Like the 1911 Edition of the Encyclopedia Britannica aimed to be more then a century ago, Wikipedia also threatens to become "the sum of human knowledge" for modern times, with 6,086,947 entries at this moment, calculated to represent nearly 2,600 volumes.
Many of my contributions to this juggernaut have been initiated by finding empty entries or stubs during 'Random Article' searches. I am also interested in connections. Many of my minor edits have been to fix links, grammar and spelling. Of the articles that I write, I tend to focus on biographical matters rather than technical ones. I have also contributed quite a few photographs, some of which you can find at the bottom of this page.
If you are new to Wikipedia (or you've been here too long and need to come up for air), take a look at the Wikipedia Signpost. If you really need a break, read this, then follow the link.
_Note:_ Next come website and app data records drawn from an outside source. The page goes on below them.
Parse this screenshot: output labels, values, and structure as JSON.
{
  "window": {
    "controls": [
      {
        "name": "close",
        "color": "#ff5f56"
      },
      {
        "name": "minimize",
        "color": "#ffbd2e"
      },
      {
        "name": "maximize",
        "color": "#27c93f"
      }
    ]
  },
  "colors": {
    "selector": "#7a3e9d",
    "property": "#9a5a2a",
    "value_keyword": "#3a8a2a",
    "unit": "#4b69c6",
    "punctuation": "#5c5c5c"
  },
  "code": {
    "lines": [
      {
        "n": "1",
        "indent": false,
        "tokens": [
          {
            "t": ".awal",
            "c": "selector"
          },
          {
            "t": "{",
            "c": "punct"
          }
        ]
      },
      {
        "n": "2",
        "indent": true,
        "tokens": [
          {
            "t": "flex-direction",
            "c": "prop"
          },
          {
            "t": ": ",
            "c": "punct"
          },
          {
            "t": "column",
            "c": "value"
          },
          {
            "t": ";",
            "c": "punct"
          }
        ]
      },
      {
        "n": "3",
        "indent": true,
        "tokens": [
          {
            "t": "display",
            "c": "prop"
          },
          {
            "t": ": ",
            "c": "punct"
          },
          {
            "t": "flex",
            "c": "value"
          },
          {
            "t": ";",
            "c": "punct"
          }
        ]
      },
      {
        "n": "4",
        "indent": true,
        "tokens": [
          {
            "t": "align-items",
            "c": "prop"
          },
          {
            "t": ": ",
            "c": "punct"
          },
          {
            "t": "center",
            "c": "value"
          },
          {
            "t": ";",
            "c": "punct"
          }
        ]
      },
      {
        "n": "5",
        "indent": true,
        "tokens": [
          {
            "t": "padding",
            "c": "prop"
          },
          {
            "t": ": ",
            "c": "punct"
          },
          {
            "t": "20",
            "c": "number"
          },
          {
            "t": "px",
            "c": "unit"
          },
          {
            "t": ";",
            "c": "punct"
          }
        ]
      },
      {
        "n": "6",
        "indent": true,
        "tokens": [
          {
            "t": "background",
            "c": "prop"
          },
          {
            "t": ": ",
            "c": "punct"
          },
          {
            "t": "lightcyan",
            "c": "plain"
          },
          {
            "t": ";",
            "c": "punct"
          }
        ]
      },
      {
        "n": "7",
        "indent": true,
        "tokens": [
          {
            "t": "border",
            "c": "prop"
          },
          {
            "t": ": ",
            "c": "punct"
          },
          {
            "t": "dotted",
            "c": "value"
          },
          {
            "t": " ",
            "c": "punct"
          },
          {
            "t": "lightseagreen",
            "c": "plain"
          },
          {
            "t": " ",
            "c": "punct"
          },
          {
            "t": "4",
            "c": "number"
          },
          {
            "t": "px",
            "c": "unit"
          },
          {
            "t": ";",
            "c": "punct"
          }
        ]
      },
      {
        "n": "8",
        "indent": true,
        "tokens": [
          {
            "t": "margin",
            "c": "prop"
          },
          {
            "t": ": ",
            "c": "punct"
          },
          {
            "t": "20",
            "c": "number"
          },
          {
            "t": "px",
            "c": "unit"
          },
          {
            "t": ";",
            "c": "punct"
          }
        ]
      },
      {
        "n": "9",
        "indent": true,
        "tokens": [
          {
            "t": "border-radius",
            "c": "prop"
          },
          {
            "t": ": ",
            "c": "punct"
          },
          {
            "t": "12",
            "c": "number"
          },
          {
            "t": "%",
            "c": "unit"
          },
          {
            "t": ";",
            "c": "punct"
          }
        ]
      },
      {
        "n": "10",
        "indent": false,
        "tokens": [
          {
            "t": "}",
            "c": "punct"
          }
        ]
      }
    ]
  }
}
If you want help from the editors of Wikipedia, try the Reference Desk.
Barnstars, Beer and Other Bling (Thank you!)
Articles I started or made substantial contributions to
Did You Know? articles I created or nominated are noted with See also: DYK
This section shows some of my favourite images and notes some that have been popular for reuse on other websites.
- Water transport
- Wheeled transport
- Train Stations
- Geology and Landforms
New Glasgow. Unfortunately, this quite charming Nova Scotia town was selected the worst place to live in Canada in 2011 by Money Sense magazine. They used this image to illustrate the article. On March 20, 2012 both the Vancouver Sun and Montreal Gazette also used the image when they reprinted the article.
Edinburgh Festival (Christmas) This image was used by US News Travel to illustrate a feature on the Edinburgh Festival.
Tufts Cove. This is used at Power Plants Around the world and has illustrated a number of blogs.
LNG Terminal. This image illustrated a photo feature by Offshore Technology.com
Massachusetts Gas Bar. In 2009, NOAA's Climate Watch Magazine used this photo to illustrate an article on carbon dioxide. I like the way they cropped the photo to suggest the gas bar could be endless.
- Saint John
Waterfall, Cobequid Mountains
- Deleted in 2015
- Notable people
- Published photographs
Bonar Law This photo appeared in the book, "New Brunswick - Nouveau-Brunswick", published by La Grande Marée in 2009.